Q. How is coronary Q. So what happens Q. Are there Q. It all sounds Q.Why does Frimley heart disease to patients when diagnostic incredibly high tech have access to this traditionally their CT scans are techniques that are but how helpful is service while other diagnosed? inconclusive? not so invasive? it really? hospitals don’t? A: “If a patient is suffering from A: “If significant coronary (heart A: “Yes. HeartFlow Analysis is a A: “Research, and our experience of A: “When the National Institute chest pain – and coronary heart disease (CHD) is suspected – they will usually be referred to a Rapid Action Chest Pain Clinic at their local hospital, where they can be seen quickly and assessed by a specialist team of nurses and doctors. One of the first tests they will undergo is usually a CT scan of the heart to look for obvious narrowing and blockages in the coronary arteries. A CT scan can pinpoint healthy, free-flowing arteries and serious blockages very clearly. However, there is always a large number of cases where the arterial problems are subtler, and the cardiologist can’t be sure – looking at the patient’s scan – if there are dangerous blood flow restrictions that require stent treatment or surgical intervention, or whether medication will be enough to control the condition.”

artery) narrowing is suspected, but not confirmed after a CT scan, the next step is usually a ‘functional’ test, where the heart is put under stress – usually with medication – and then examined with ultrasound or radioactive tracer or, in many cases, an invasive angiogram. “Performed under local anaesthetic, an angiogram involves feeding a catheter into the heart through an artery in the wrist or groin under local anaesthetic. A special dye is then injected through the catheter into the coronary arteries. An x-ray will then highlight any blood vessels that are narrowed or blocked. This procedure can be performed as day surgery but, as with all surgical procedures, it can be uncomfortable and stressful for the patient and comes with obvious risks.”

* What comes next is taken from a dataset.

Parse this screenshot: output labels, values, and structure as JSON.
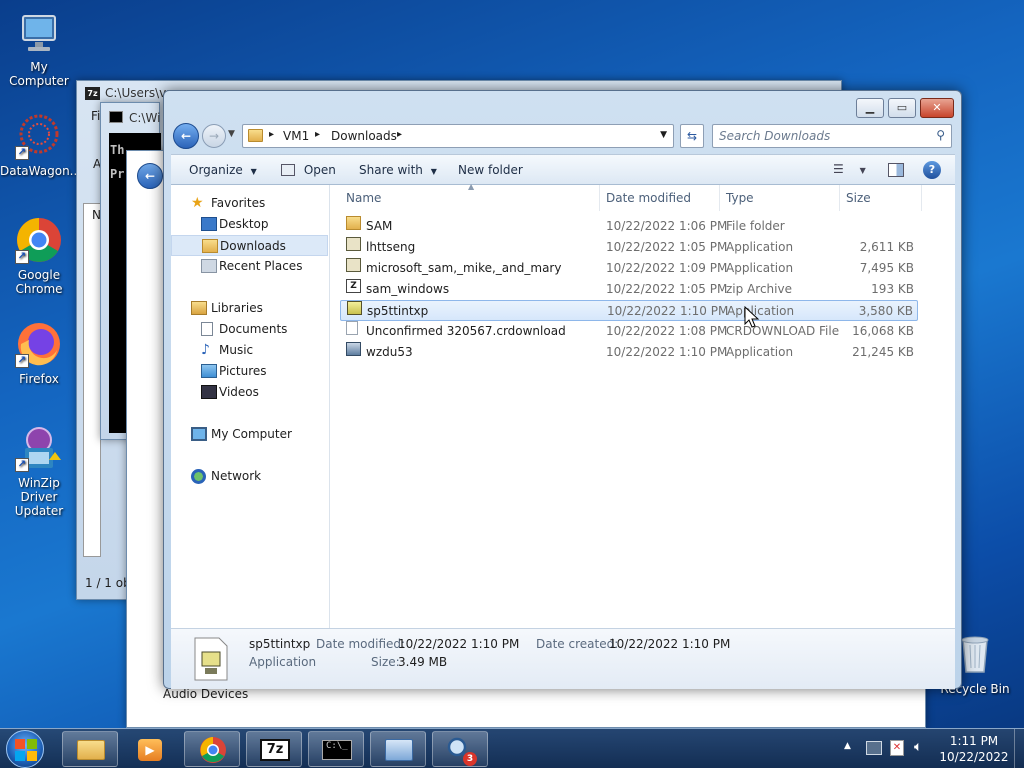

new, non-invasive diagnostic tool that is designed to reduce the need for invasive, exploratory tests. It’s an incredibly sophisticated technology that combines the data from the patient’s initial CT scan through deep learning, highlytrained analysts and cutting edge cardiovascular research, to create a personalised, digital, 3D model of the patient’s coronary arteries. The programme can then pinpoint and colour code, vessel by vessel, the impact any narrowing or blockages are likely to be having on an individual patient’s blood flow. The patient doesn’t need to have a special appointment for this procedure and does not undergo any additional risk by having this analysis done - we simply send the CT scans off to the lab in the US for assessment by secure transfer - and the results usually come back to us within just a few hours.”

using the technique at NHS Frimley Health Foundation Trust over the last six months has shown that this non-invasive diagnostic technique is extremely useful and has helped cut the number of patients going for invasive exploratory procedures by roughly two thirds. Because we can reveal arterial problems without invasive tests with this technology, we are now using angiograms more often as a precursor to surgery, piggy-backing them with surgical procedures such as putting in stents - so everything is done in one operation. This saves time and money for the hospital and significantly reduces stress, discomfort and risk for our patients.”

for Health Care Excellence (NICE) assessed this product last year - they were very impressed. But, despite the fact it has a huge amount of very creditable research behind it, it still has to be trialled very carefully by a few NHS hospitals before it can be rolled out nationwide. More than 20 NHS trusts are using this tool at the moment, and Frimley was one of the first. We are carefully monitoring everything to see how successful it is, and exactly which type of patient can benefit most from it.” Mandy Francis


Read more at heartflow.com/studyresults

Profile for Mediaplanet UK&IE

Cardiovascular Health - Q3 - Sep 2018  

This Mediaplanet campaign was originally launched alongside the Guardian, Sep 2018.

Cardiovascular Health - Q3 - Sep 2018  

This Mediaplanet campaign was originally launched alongside the Guardian, Sep 2018.